by Chiara Caratti, photo editor Yourpictureditor
Two more weeks and PHOTOFAIRS Shanghai will open the doors of what is considered the leading photo event in Asia. This is the place to go to have the best insight of contemporary Photography in this part of the world and to foresee how collectors’ tastes are changing.
Now at its 5th edition, the fair has contributed to the interest in Photography to the point that the number of photo exhibitions in the city has increased 250% between 2014 and 2017 and that the last four editions of the fair have welcomed 100.000 visitors between collectors, curators and buyers.
Besides the artworks showcased in the booths of the fifty participating international galleries, the fair presents a well articulated program, with five curated exhibition platforms: Staged, Connected, Spotlight with Hiroshi Sugimoto, Insights curated by international curator Victor Wang, Conversations.
In many of these events Photography is combined with video, art, site-specific installations and as with everything is pushing the limits of this fascinating and almost bicentennial means.
YP has interviewed Georgia Griffiths, Fair Director of PHOTOFAIRS | Shanghai.

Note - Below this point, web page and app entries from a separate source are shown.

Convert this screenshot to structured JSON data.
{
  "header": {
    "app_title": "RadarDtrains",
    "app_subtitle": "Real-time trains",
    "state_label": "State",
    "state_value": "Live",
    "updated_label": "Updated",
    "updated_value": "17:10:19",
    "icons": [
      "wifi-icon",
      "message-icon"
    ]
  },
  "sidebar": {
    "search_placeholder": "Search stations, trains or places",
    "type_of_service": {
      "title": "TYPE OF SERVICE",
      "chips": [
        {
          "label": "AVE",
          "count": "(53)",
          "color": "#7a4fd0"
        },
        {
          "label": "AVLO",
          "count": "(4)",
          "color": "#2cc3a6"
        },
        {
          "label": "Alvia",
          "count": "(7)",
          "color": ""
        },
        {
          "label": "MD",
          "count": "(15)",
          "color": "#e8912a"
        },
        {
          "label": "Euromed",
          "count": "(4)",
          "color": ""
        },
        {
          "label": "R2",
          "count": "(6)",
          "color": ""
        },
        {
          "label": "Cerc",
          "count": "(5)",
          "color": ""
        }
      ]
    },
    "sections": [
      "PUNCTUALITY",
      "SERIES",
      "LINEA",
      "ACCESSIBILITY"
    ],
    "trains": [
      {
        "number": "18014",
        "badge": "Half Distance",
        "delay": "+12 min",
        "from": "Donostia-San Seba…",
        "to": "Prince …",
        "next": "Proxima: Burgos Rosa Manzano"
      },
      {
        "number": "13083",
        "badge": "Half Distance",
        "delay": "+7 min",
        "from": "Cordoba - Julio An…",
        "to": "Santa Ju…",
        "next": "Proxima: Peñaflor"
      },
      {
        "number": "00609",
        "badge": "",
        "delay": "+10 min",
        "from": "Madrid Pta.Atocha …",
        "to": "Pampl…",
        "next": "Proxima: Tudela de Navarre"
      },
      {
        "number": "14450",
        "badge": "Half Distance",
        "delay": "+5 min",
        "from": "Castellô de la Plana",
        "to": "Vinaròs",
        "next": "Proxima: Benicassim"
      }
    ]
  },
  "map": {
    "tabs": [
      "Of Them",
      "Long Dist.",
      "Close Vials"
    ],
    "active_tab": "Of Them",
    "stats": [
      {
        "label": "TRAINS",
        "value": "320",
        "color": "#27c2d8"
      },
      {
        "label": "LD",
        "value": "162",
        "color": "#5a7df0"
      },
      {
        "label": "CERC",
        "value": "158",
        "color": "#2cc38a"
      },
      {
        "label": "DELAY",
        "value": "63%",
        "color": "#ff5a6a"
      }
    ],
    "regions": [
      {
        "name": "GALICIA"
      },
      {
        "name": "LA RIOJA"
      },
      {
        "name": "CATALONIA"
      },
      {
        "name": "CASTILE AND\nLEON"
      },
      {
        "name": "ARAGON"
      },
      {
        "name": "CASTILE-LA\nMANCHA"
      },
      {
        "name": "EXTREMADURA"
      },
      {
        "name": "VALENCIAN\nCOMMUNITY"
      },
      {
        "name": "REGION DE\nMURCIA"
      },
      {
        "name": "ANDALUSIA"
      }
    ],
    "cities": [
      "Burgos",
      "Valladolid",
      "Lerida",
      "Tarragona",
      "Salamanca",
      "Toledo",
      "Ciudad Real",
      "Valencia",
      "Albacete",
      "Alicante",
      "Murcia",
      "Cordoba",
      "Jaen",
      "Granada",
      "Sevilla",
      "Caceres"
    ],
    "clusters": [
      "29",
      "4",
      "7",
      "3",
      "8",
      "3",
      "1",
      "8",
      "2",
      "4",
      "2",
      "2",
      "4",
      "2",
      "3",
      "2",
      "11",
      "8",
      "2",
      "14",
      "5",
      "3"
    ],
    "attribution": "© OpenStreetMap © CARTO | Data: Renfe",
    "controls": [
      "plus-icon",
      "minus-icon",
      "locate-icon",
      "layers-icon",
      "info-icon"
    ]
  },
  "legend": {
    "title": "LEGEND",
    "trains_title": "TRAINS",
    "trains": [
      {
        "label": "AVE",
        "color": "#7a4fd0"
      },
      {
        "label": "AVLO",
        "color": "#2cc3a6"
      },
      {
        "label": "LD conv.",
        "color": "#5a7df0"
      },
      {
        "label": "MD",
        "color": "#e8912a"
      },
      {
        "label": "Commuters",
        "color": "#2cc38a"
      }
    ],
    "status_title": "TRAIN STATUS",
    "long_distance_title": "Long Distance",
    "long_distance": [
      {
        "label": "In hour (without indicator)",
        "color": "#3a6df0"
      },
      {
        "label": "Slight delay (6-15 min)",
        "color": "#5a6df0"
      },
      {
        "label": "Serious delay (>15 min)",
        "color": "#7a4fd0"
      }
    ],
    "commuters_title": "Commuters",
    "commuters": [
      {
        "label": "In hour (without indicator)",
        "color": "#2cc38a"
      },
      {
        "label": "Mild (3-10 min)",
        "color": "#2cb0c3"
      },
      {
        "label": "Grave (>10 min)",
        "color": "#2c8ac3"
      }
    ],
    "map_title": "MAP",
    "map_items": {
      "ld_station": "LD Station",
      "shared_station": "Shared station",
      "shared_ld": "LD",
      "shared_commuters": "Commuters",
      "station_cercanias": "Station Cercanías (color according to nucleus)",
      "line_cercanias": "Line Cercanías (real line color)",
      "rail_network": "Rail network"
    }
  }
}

How has the fair changed in these five years and what are the differences of this edition compare to the previous ones?
Over the last five years PHOTOFAIRS | Shanghai has developed in content – both in terms of the extended public programming but also in our expansive interpretation of what photography can be. For example, the Fair whilst presenting masterpieces of classic photography now also presents VR installations, moving image programmes and large scale installations that challenge our understanding of the medium.
What is the highlight of this edition?
For me personally, I would say the Staged programme is a highlight as it brings together artists from around the world engaging with technology, from the giant ‘selfie’ wall of Giovanni Ozzola through to the site-specific architectural installation created by SeungWoo Back using Photoshop techniques. I am also a huge fan of Valie Export, so I feel extremely privileged to have this ground-breaking feminist performance artist speaking with Gianni Jetzer (curator at large, Hirshhorn Museum e.d.) about her practice in the Conversations program on Friday, September 21st.
What kind of galleries are present at this edition?
The Fair welcomes approximately 50 galleries from 15 countries this year – offering visitors a true site of discovery. You can see from the gallery list that we very much ‘root’ ourselves in Asia-Pacific, celebrating the artists and talent from across the region but also offering international galleries and artists a strong platform in Asia.
Do you see a growth in the photo market in China? Are there major trends in the collectors’ interest?
Over the last five years there has been a significant growth in the market with four major photography museums opening and over 70+ exhibitions celebrating photography. It has been really exciting to see collectors’ embracing and championing younger artists beyond the big brand names and see these artists’ careers take off to new heights, as for example Chen Wei and Birdhead.
In the Conversations program you inserted a conference about the role of the museum in the collections. Are museums the “big fishes” for the fair?
Museums are incredibly important for any Fair, as our job is to ensure that galleries and artists are connecting with them. It is so important for artists to be collected and shown in an institutional context. For us it is also important to engage with changes within the art market – the role of museums and the line between public and private is rapidly changing so it is vital that we provide a space for people to engage with this.
Which are the three photo events “not to be missed” in Asia according to you?
PHOTOFAIRS | Shanghai of course! I feel that engaging with the galleries is the most important thing we can do as a Fair. There are fantastic art scenes around Asia offering vital spaces for artists to expand and explore their practice. I also think that the Daegu Photography Biennale is very important, as well as Lianzhou Foto Festival.
What do you wish visitors take away from the fair?
I want our visitors to leave the Fair feeling that they have discovered something new – whether that is a new artwork, artist or a new understanding of photography. PHOTOFAIRS | Shanghai aims to inspire and encourage the next generation of art lovers, collectors and curators.
Our last question is more personal: as a child did you have a dream job? And is your actual one not far from that dream?
I wouldn’t say I had a ‘dream job’ – but definitely I have always wanted to work closely with artists. Directing an art fair offers great opportunities to work with artists in a variety of ways – from exhibitions and talks, through to new commissions. It is a privileged position.
Photo credit: Valentina Loffredo, Alike 2017. Courtesy of Novalis Contemporary Art, Hong Kong